Next, explore flavors stemming from African roots, like chicharrones de pollo. These crispy chunks of fried chicken offer a perfect picnic snack, with juicy meat inside the crunchy coating. For breakfast, try crunchy fritters called fufú de platano. Mashed plantains get spiced with cumin and pepper, then fried into golden rounds ideal for dipping in café con leche. Cool off in the afternoon with fruity batidos, or milkshakes whipped up with tropical fruits like guava, mamey, or passionfruit. The creaminess perfectly balances their tartness.
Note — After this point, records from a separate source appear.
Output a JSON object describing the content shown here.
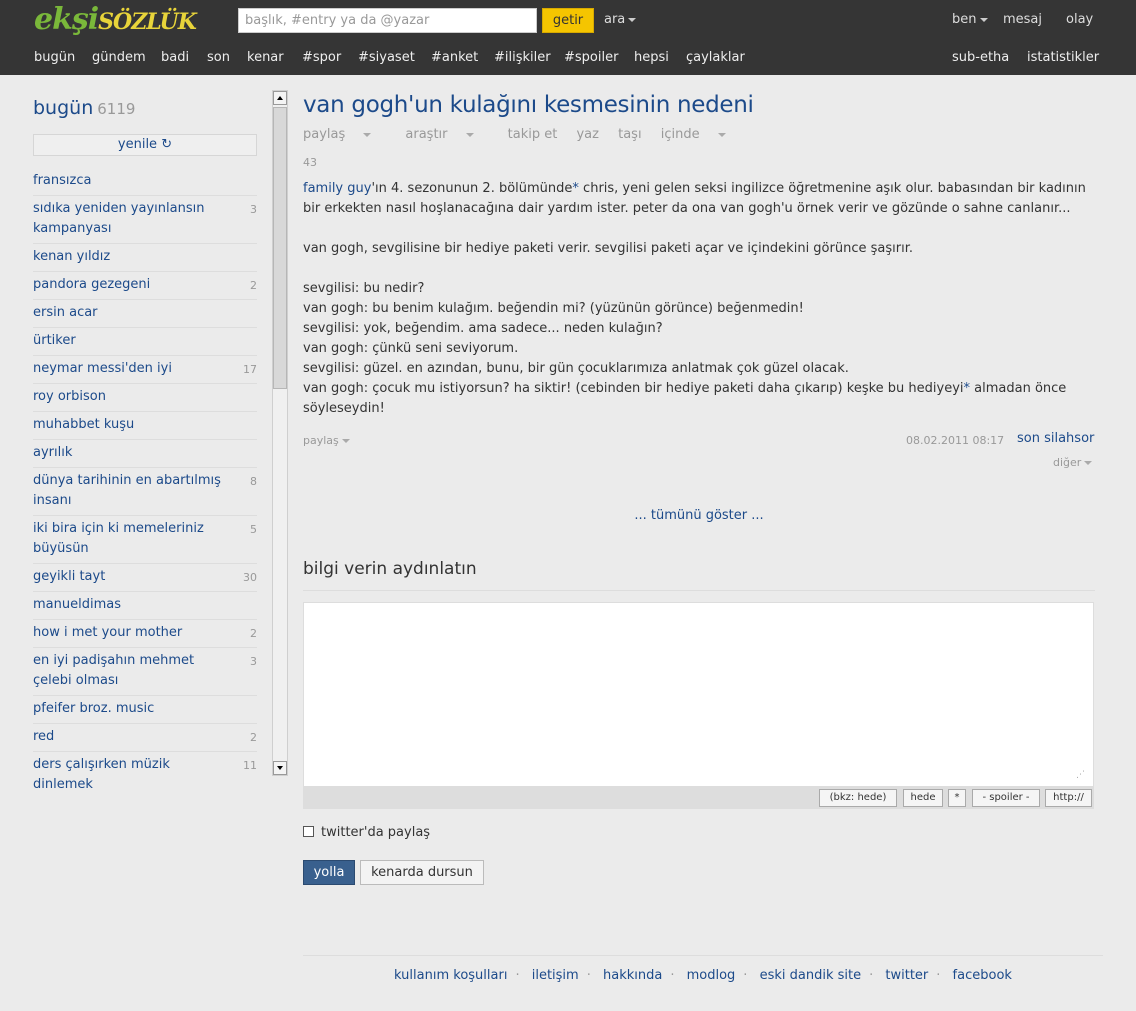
{
  "header": {
    "logo_part1": "ekşi",
    "logo_part2": "sözlük",
    "search_placeholder": "başlık, #entry ya da @yazar",
    "search_button": "getir",
    "ara": "ara",
    "ben": "ben",
    "mesaj": "mesaj",
    "olay": "olay"
  },
  "nav": {
    "items": [
      "bugün",
      "gündem",
      "badi",
      "son",
      "kenar",
      "#spor",
      "#siyaset",
      "#anket",
      "#ilişkiler",
      "#spoiler",
      "hepsi",
      "çaylaklar"
    ],
    "right": [
      "sub-etha",
      "istatistikler"
    ]
  },
  "sidebar": {
    "title": "bugün",
    "count": "6119",
    "refresh": "yenile ↻",
    "topics": [
      {
        "title": "fransızca",
        "count": ""
      },
      {
        "title": "sıdıka yeniden yayınlansın kampanyası",
        "count": "3"
      },
      {
        "title": "kenan yıldız",
        "count": ""
      },
      {
        "title": "pandora gezegeni",
        "count": "2"
      },
      {
        "title": "ersin acar",
        "count": ""
      },
      {
        "title": "ürtiker",
        "count": ""
      },
      {
        "title": "neymar messi'den iyi",
        "count": "17"
      },
      {
        "title": "roy orbison",
        "count": ""
      },
      {
        "title": "muhabbet kuşu",
        "count": ""
      },
      {
        "title": "ayrılık",
        "count": ""
      },
      {
        "title": "dünya tarihinin en abartılmış insanı",
        "count": "8"
      },
      {
        "title": "iki bira için ki memeleriniz büyüsün",
        "count": "5"
      },
      {
        "title": "geyikli tayt",
        "count": "30"
      },
      {
        "title": "manueldimas",
        "count": ""
      },
      {
        "title": "how i met your mother",
        "count": "2"
      },
      {
        "title": "en iyi padişahın mehmet çelebi olması",
        "count": "3"
      },
      {
        "title": "pfeifer broz. music",
        "count": ""
      },
      {
        "title": "red",
        "count": "2"
      },
      {
        "title": "ders çalışırken müzik dinlemek",
        "count": "11"
      }
    ]
  },
  "topic": {
    "title": "van gogh'un kulağını kesmesinin nedeni",
    "subnav": [
      "paylaş",
      "araştır",
      "takip et",
      "yaz",
      "taşı",
      "içinde"
    ],
    "page_count": "43"
  },
  "entry": {
    "intro_link": "family guy",
    "intro_rest": "'ın 4. sezonunun 2. bölümünde",
    "intro_star": "*",
    "intro_tail": " chris, yeni gelen seksi ingilizce öğretmenine aşık olur. babasından bir kadının bir erkekten nasıl hoşlanacağına dair yardım ister. peter da ona van gogh'u örnek verir ve gözünde o sahne canlanır...",
    "para2": "van gogh, sevgilisine bir hediye paketi verir. sevgilisi paketi açar ve içindekini görünce şaşırır.",
    "lines": [
      "sevgilisi: bu nedir?",
      "van gogh: bu benim kulağım. beğendin mi? (yüzünün görünce) beğenmedin!",
      "sevgilisi: yok, beğendim. ama sadece... neden kulağın?",
      "van gogh: çünkü seni seviyorum.",
      "sevgilisi: güzel. en azından, bunu, bir gün çocuklarımıza anlatmak çok güzel olacak."
    ],
    "last_line_start": "van gogh: çocuk mu istiyorsun? ha siktir! (cebinden bir hediye paketi daha çıkarıp) keşke bu hediyeyi",
    "last_star": "*",
    "last_line_end": " almadan önce söyleseydin!",
    "share": "paylaş",
    "date": "08.02.2011 08:17",
    "author": "son silahsor",
    "more": "diğer"
  },
  "show_all": "... tümünü göster ...",
  "form": {
    "title": "bilgi verin aydınlatın",
    "toolbar": [
      "(bkz: hede)",
      "hede",
      "*",
      "- spoiler -",
      "http://"
    ],
    "twitter_share": "twitter'da paylaş",
    "submit": "yolla",
    "draft": "kenarda dursun"
  },
  "footer": [
    "kullanım koşulları",
    "iletişim",
    "hakkında",
    "modlog",
    "eski dandik site",
    "twitter",
    "facebook"
  ],
  "colors": {
    "header_bg": "#353535",
    "link": "#1c4a8a",
    "getir_button": "#f5c500",
    "submit_button": "#39608e"
  }
}
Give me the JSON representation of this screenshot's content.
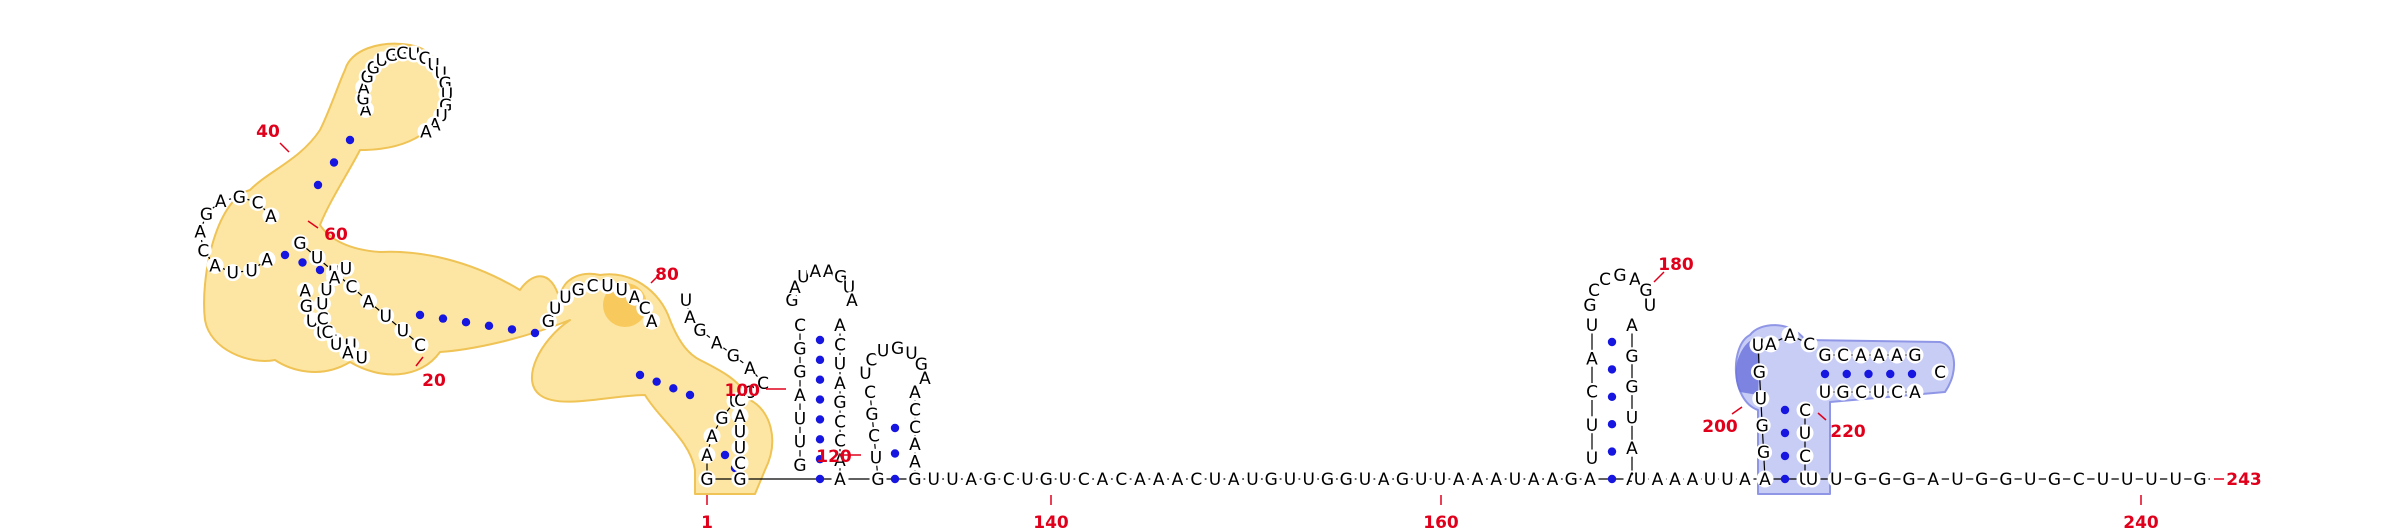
{
  "colors": {
    "highlight_yellow": "#fde6a3",
    "highlight_yellow_edge": "#efc355",
    "highlight_yellow_strong": "#f6c24a",
    "highlight_blue": "#c7cdf5",
    "highlight_blue_edge": "#8f96e6",
    "highlight_blue_strong": "#6e76dd",
    "pair_dot": "#1616e0",
    "number_red": "#e0001b",
    "backbone": "#000000"
  },
  "position_labels": [
    "1",
    "20",
    "40",
    "60",
    "80",
    "100",
    "120",
    "140",
    "160",
    "180",
    "200",
    "220",
    "240",
    "243"
  ],
  "segments": {
    "domain1_5p_stem": [
      "G",
      "A",
      "A",
      "G",
      "U",
      "C",
      "C",
      "A",
      "G",
      "A",
      "G",
      "A",
      "U"
    ],
    "domain1_lower_5p": [
      "U",
      "A",
      "U",
      "U",
      "G",
      "A"
    ],
    "domain1_3p_left": [
      "C",
      "U",
      "U",
      "A",
      "C",
      "U",
      "U",
      "G"
    ],
    "domain1_bottom_3p": [
      "G",
      "C",
      "U",
      "U",
      "A",
      "C"
    ],
    "domain2_top_loop": [
      "A",
      "G",
      "A",
      "G",
      "G",
      "U",
      "G",
      "G",
      "U",
      "C",
      "U",
      "U",
      "G",
      "U",
      "G",
      "U",
      "A",
      "A"
    ],
    "domain2_left_loop": [
      "A",
      "U",
      "U",
      "A",
      "C",
      "A",
      "G",
      "A",
      "G",
      "C",
      "A"
    ],
    "middle_loop": [
      "U",
      "A",
      "U",
      "C",
      "C",
      "U",
      "U",
      "A",
      "U"
    ],
    "right_small_loop": [
      "G",
      "U",
      "U",
      "G",
      "C",
      "U",
      "U",
      "A",
      "C",
      "A"
    ],
    "hairpin_a_5p": [
      "G",
      "U",
      "U",
      "A",
      "G",
      "G",
      "C"
    ],
    "hairpin_a_loop": [
      "G",
      "A",
      "U",
      "A",
      "A",
      "G",
      "U",
      "A"
    ],
    "hairpin_a_3p": [
      "A",
      "C",
      "U",
      "A",
      "G",
      "C",
      "C",
      "A",
      "A"
    ],
    "hairpin_b_5p": [
      "G",
      "U",
      "C",
      "G",
      "C"
    ],
    "hairpin_b_loop": [
      "U",
      "C",
      "U",
      "G",
      "U",
      "G",
      "A"
    ],
    "hairpin_b_3p": [
      "A",
      "C",
      "C",
      "A",
      "A",
      "C"
    ],
    "linker_1": [
      "G",
      "U",
      "U",
      "A",
      "G",
      "C",
      "U",
      "G",
      "U",
      "C",
      "A",
      "C",
      "A",
      "A",
      "A",
      "C",
      "U",
      "A",
      "U",
      "G",
      "U",
      "U",
      "G",
      "G",
      "U",
      "A",
      "G",
      "U",
      "U",
      "A",
      "A",
      "A",
      "U",
      "A",
      "A",
      "G",
      "A"
    ],
    "hairpin_c_5p": [
      "U",
      "U",
      "C",
      "A",
      "U"
    ],
    "hairpin_c_loop": [
      "G",
      "C",
      "C",
      "G",
      "A",
      "G",
      "U"
    ],
    "hairpin_c_3p": [
      "A",
      "G",
      "G",
      "U",
      "A",
      "A"
    ],
    "linker_2": [
      "U",
      "A",
      "A",
      "A",
      "U",
      "U",
      "A"
    ],
    "hairpin_d_5p": [
      "A",
      "G",
      "G",
      "U",
      "G",
      "U"
    ],
    "hairpin_d_loop": [
      "A",
      "A",
      "C"
    ],
    "hairpin_d_upper_5p": [
      "G",
      "C",
      "A",
      "A",
      "A",
      "G"
    ],
    "hairpin_d_upper_loop": [
      "C"
    ],
    "hairpin_d_upper_3p": [
      "A",
      "C",
      "U",
      "C",
      "G",
      "U"
    ],
    "hairpin_d_3p": [
      "C",
      "U",
      "C",
      "U"
    ],
    "tail_3p": [
      "U",
      "U",
      "G",
      "G",
      "G",
      "A",
      "U",
      "G",
      "G",
      "U",
      "G",
      "C",
      "U",
      "U",
      "U",
      "U",
      "G"
    ]
  }
}
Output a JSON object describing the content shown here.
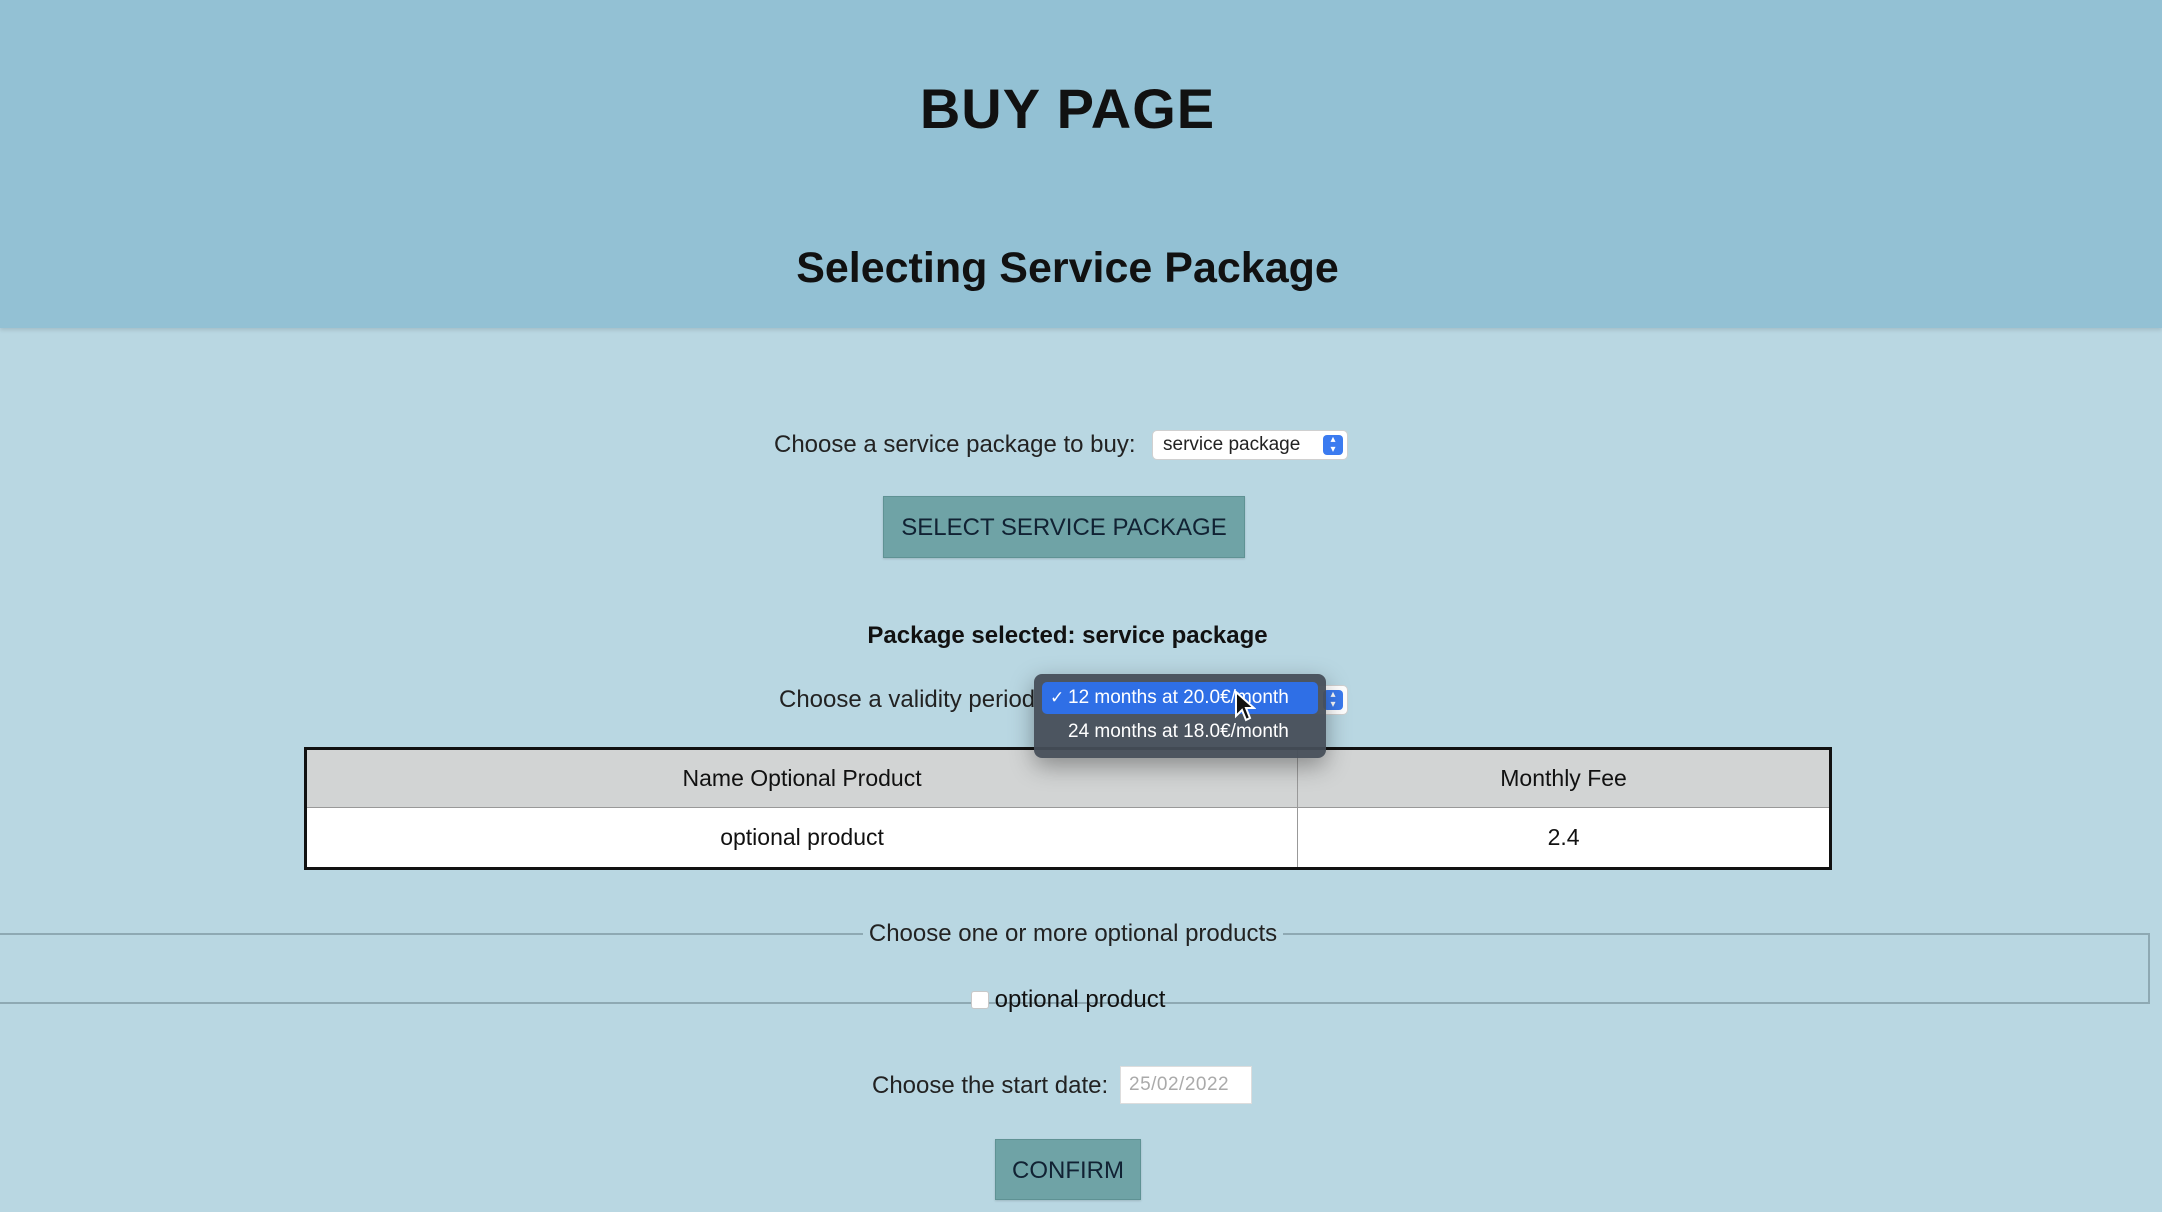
{
  "header": {
    "title": "BUY PAGE",
    "subtitle": "Selecting Service Package"
  },
  "package_select": {
    "label": "Choose a service package to buy:",
    "value": "service package",
    "button_label": "SELECT SERVICE PACKAGE"
  },
  "package_selected": "Package selected: service package",
  "validity": {
    "label": "Choose a validity period",
    "options": [
      "12 months at 20.0€/month",
      "24 months at 18.0€/month"
    ],
    "selected_index": 0
  },
  "table": {
    "headers": [
      "Name Optional Product",
      "Monthly Fee"
    ],
    "rows": [
      [
        "optional product",
        "2.4"
      ]
    ]
  },
  "optional_products": {
    "legend": "Choose one or more optional products",
    "items": [
      {
        "label": "optional product",
        "checked": false
      }
    ]
  },
  "start_date": {
    "label": "Choose the start date:",
    "value": "25/02/2022"
  },
  "confirm_label": "CONFIRM",
  "colors": {
    "header_bg": "#93c1d4",
    "body_bg": "#b9d7e2",
    "button_bg": "#6fa3a6",
    "dropdown_highlight": "#2f6fe6"
  }
}
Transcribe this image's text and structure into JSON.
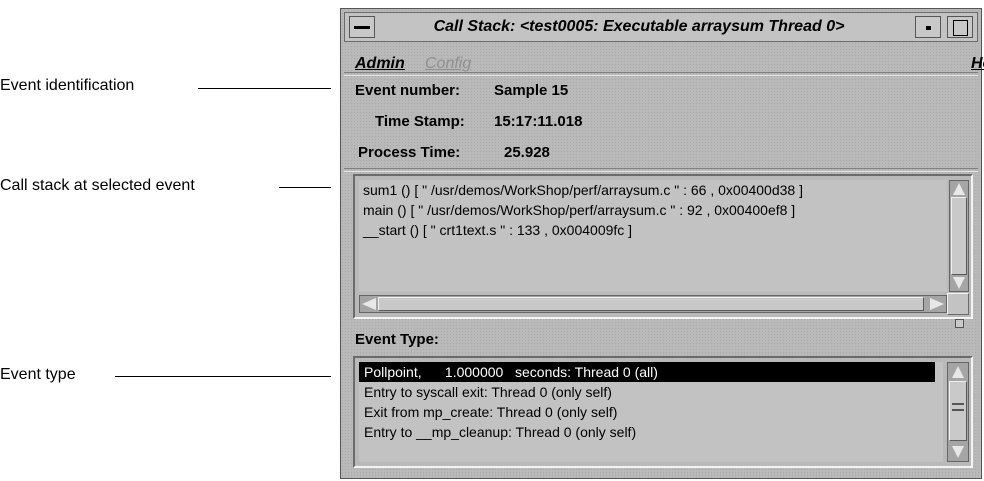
{
  "callouts": {
    "event_identification": "Event identification",
    "call_stack": "Call stack at selected event",
    "event_type": "Event type"
  },
  "window": {
    "title": "Call Stack: <test0005: Executable arraysum Thread 0>"
  },
  "menubar": {
    "admin_label": "Admin",
    "config_label": "Config",
    "help_label": "Help"
  },
  "event_info": {
    "event_number_label": "Event number:",
    "event_number_value": "Sample 15",
    "time_stamp_label": "Time Stamp:",
    "time_stamp_value": "15:17:11.018",
    "process_time_label": "Process Time:",
    "process_time_value": "25.928"
  },
  "call_stack": {
    "lines": [
      "sum1 () [ \" /usr/demos/WorkShop/perf/arraysum.c \" : 66 , 0x00400d38 ]",
      "main () [ \" /usr/demos/WorkShop/perf/arraysum.c \" : 92 , 0x00400ef8 ]",
      "__start () [ \" crt1text.s \" : 133 , 0x004009fc ]"
    ]
  },
  "event_type": {
    "label": "Event Type:",
    "items": [
      "Pollpoint,      1.000000   seconds: Thread 0 (all)",
      "Entry to syscall exit: Thread 0 (only self)",
      "Exit from mp_create: Thread 0 (only self)",
      "Entry to __mp_cleanup: Thread 0 (only self)"
    ],
    "selected_index": 0
  },
  "icons": {
    "window_menu": "window-menu-icon",
    "minimize": "minimize-icon",
    "maximize": "maximize-icon",
    "scroll_up": "arrow-up-icon",
    "scroll_down": "arrow-down-icon",
    "scroll_left": "arrow-left-icon",
    "scroll_right": "arrow-right-icon"
  },
  "colors": {
    "window_bg": "#b9b9b9",
    "selection_bg": "#000000",
    "selection_fg": "#ffffff",
    "disabled_menu": "#8f8f8f"
  }
}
Afro-Cuban flavors also permeate rice dishes like moros y cristianos and congrí. Both pair white rice with savory black beans, but congrí adds sticky rice for heartiness. The beans’ richness complements the fluffy grains, capped with a fried egg for protein. For a another traditional meal, try bistec de Cuba— thinly sliced beef covered in sautéed onions. The marinade of garlic, lime, and salt infuses tangy zest. Vibrant tomato sauce kicked up with cumin ties the ingredients together.
Of course, sampling Havana’s street food offers the best bite-sized immersion into Cuban food culture. Grab pastelitos hot from the bakery, with guava paste and coconut shavings stuffed into flakey dough. Try light puffs of fried dough called churros, rolled in cinnamon sugar that leaves lips dusted. Order a Cristal beer and savor croquettes de jamón, crunchy fritters filled with molten ham and cheese. Made fresh daily, these became street food staples across Cuba.